Why then, did Nick Park feel the need to depart entirely from that universe and shove his characters into a saccharin world of light and faux suspense? The Wrong Trousers followed in 1993, and expands on the idea of Wallace as madcap inventor, with his entire domestic life handled by â€˜wackyâ€™ inventions which go wrong (leading to the worst-written line of dialogue in history â€œtheyâ€™re the wrong trousers, Gromit, and theyâ€™ve gone wrong!â€). The general public seemed to accept this turn of events. I did not. In A Grand Day Out, Wallace and Gromit build a fully-functioning rocket ship, which is precisely what youâ€™d build if you want to visit the Moon. They build it despite being set up as a normal old man and his dog, they build it against expectations. Thatâ€™s whatâ€™s clever about it. The Wrong Trousers is closer in tone to Pee Wee than its own origin, with stupid â€˜labour-savingâ€™ devices playing a central part. This is kiddy stuff.
At this point the merchandising (also known as â€˜the sweetest cherryâ€™) madness begins. Wallaceâ€™s gurning face appears on everything from pajamas to breakfast cereal. I donâ€™t mind that, to be honest, itâ€™s no less than Iâ€™d do if I invented a franchiseable-character, and if the fanbase is big enough you might as well exploitâ€¦sorry, cater to it because otherwise the counterfeiters will. Plus, who is going to turn down millions in revenue? And as The Simpsons showed, you can merchandise the hell out of something right from the start and not compromise the actual art.

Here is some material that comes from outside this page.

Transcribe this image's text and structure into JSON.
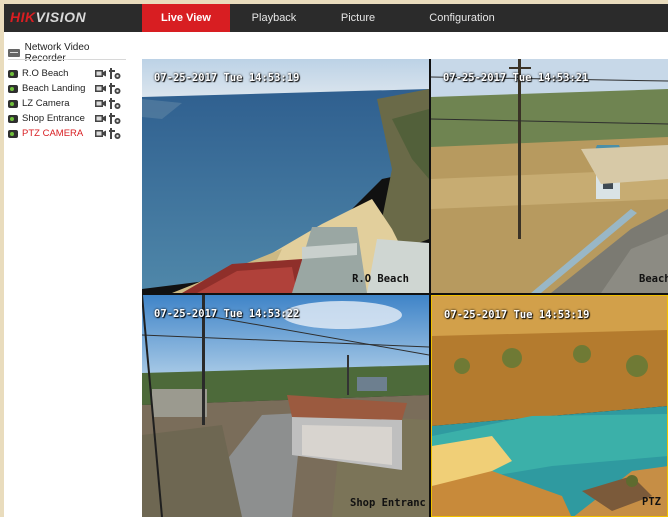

Unfortunately, one novelty umbrella too many seems to have taken its toll on Wallace and Gromit because what attempt at clever writing and novel storyline existed in the first instalment and just about in the second was completely missing by A Close Shave (featuring the hilariously-named Shaun the Sheep). This marked the beginning of the â€˜pun titleâ€™ phase of W&G, for reasons still unfathomable to me. The titles are not consistent in this regard, with Cracking Contraptions and the movie Curse of the Were-Rabbit following. As W&Gâ€™s following grew, so did the need to cater for an increasingly diverse audience. The bigger the fanbase, the broader the appeal needs to be. The broader the appeal needs to be, the more dumbing down there is. Which brings us to A Matter of Loaf and Death. Watched by millions, it opens with the murder of a baker, then cuts to our â€˜heroesâ€™ running a bakery, for no reason that I care about. A Grand Day Out always gave me the impression that Wallace was retired, spending his last days happily eating cheese and building rockets. Not so. Heâ€™s as sprightly as a teenager and immersed in a small enterprise, the world of bread. Thrilling. Enter the female lead, a chubby ex-model who appears to arouse Wallace to the point of crashing his bread van. I donâ€™t want to see Wallace in a state of erect excitement, thanks. Equally, I donâ€™t want to see Gromit falling in â€˜puppy loveâ€™ with a freaking poodle with eye makeup. You remember Scrappy Doo? Thereâ€™s a reason why he was Scoobyâ€™s nephew and not his son, and that reason is DOG SEX and kiddy viewers donâ€™t mix.
I canâ€™t say much more about A Matter of Lots of Wealth without spoilers, although suffice to say the plot is so freaking obvious and identical to the last three or four outings that it wouldnâ€™t matter anyway. It seems obvious to me that Wallace and Gromit are money-making machines, formulaic crowd-pleasing ratings-grabbers which take precedent over art or originality. For those of you thinking of watching Loaf and Death, consider A Grand Day Out instead. I promise youâ€™ll be richer for it.